TASK PROMPT: Go through the data and copy each line that holds "label".

Entries taken from a collection:
*** Block opens ***

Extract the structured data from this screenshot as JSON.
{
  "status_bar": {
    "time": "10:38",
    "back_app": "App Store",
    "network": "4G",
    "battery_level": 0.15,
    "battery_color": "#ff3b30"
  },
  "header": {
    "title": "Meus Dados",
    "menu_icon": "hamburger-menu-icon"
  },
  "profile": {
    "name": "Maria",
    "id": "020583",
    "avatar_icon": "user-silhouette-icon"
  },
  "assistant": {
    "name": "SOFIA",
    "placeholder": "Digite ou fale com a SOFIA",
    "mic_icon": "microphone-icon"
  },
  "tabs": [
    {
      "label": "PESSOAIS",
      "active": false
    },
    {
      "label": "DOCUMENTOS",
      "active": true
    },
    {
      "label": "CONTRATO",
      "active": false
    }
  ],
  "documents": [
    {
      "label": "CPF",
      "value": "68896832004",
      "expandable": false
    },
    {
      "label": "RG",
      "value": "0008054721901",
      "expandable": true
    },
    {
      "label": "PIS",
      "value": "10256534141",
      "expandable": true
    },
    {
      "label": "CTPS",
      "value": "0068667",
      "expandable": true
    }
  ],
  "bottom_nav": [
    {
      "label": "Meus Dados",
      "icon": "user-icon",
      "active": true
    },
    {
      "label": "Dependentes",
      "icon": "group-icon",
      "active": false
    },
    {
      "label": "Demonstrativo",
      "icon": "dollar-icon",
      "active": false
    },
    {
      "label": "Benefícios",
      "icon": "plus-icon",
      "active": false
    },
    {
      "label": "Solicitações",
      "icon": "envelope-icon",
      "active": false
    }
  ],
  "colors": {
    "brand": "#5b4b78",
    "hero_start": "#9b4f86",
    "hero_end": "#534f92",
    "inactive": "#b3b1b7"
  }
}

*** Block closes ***

OUTPUT FOR THIS TASK:
      "label": "PESSOAIS",
      "label": "DOCUMENTOS",
      "label": "CONTRATO",
      "label": "CPF",
      "label": "RG",
      "label": "PIS",
      "label": "CTPS",
      "label": "Meus Dados",
      "label": "Dependentes",
      "label": "Demonstrativo",
      "label": "Benefícios",
      "label": "Solicitações",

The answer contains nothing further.